The funny thing is, I remember that when I saw this movie as a kid, I even thought it stunk. Who knew I had sharpened my critical skills at such a young age?
I wrote that “Teen Wolf” seemed like it was written the day before shooting began? Well, this one feels more like a 20-minute turn around at Kinko’s with the original script. Geez, Jeph, where’s your mischeivious mind for plot twists, in jokes and genuine story-telling?
Aw, he was still young. We’ll forgive him, won’t we?
No, we won’t. This film is really that bad.
A few years ago, I was at a local pawn shop looking for goodies when the dusty old racks of VHS tapes caught my eye. Thumbing through the offerings, I came across a copy of the “Teen Wolf” cartoon. As I’m always on the lookout for old cartoons, I snatched it up. A few weeks later, I watched it and was mightily impressed.

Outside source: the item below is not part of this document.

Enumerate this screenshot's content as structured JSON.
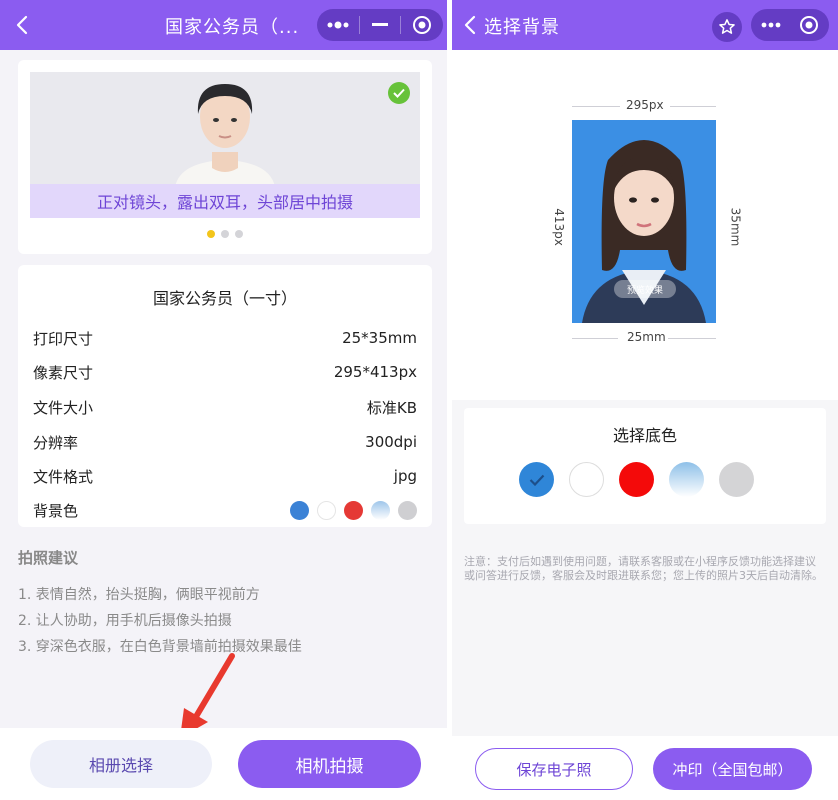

The “Teen Wolf” cartoon pretty much only takes the basic premise of the movies: Teen-aged kid is a werewolf, and discards the rest. In this version of the story, his family are all lycanthropes, but they’ve learned to keep it a secret. Why they moved to a town called Wolverton is beyond me, but they did. You’d think they’d want to be in a place that that doesn’t even sound remotely wolf-like, such as Daisy Grove, Mayberry or Milwaukee.
In Wolverton, Scott tries to be a normal teenager, but his unique condition keeps getting in the way. Sure, his friends Boof and Stiles (both imports from the first movie) try to help him out, but an abundance of full moons (– as in every episode–) keep him busy.
Hackneyed plots and recycled “wolf out” sequences aside, this is still is a damn fine cartoon. It’s really nicely animated (I love how the town looks so Halloweeny) and well-voice acted.
Though the plots are always high caliber stupid, the themes the show explores are pretty neat, such as “What’s really normal?” and people’s need to fit in.
All in all, of the three versions of “Teen Wolf,” the cartoon turns out to be the best part of the franchise. Who would have thought that in an era of “Ewoks,” “Pac-Man” and “Mr. T” cartoons.
Jeph Loeb put these two movies together when he was still a novice writer in Hollywood — in fact “Teen Wolf” was his first writing credit. He also served as a “creative consulant” to the cartoon. Loeb certainly has improved since then, and more importantly he’s got enough clout that directors (and maybe even studios) think twice before they put a red pen to one of his scripts. Such meddling was very likely in both Teen Wolf movies, and maybe even in the cartoon too thanks to network “standards” people.
It certainly would be interesting if Loeb took another stab at the young-werewolf-comedy idea, especially since he’s one of the creative minds behind hits such as “Heroes,” “Lost” and “Smallville.” Sure, those are all dramatic works, but they’re all quirky enough to prove he’s got some interesting things to say. What could he do with a werewolf if he was really allowed to take it to the extreme?
Yes, except for the cartoon, this film franchise is fairly dimwitted, but hey, so was the original “Battlestar Galactica,” and it’s certainly been an interesting “reimagining.”
Maybe something like that could happen with “Teen Wolf.” … Yeah, I’m probably fooling myself for nostalgia’s sake. After all, I used to enjoy catching “Teen Wolf” on HBO and the cartoon on CBS.
But “Teen Wolf Too”? Well, let’s just be glad that Jason Bateman has moved on to far better and much brighter projects.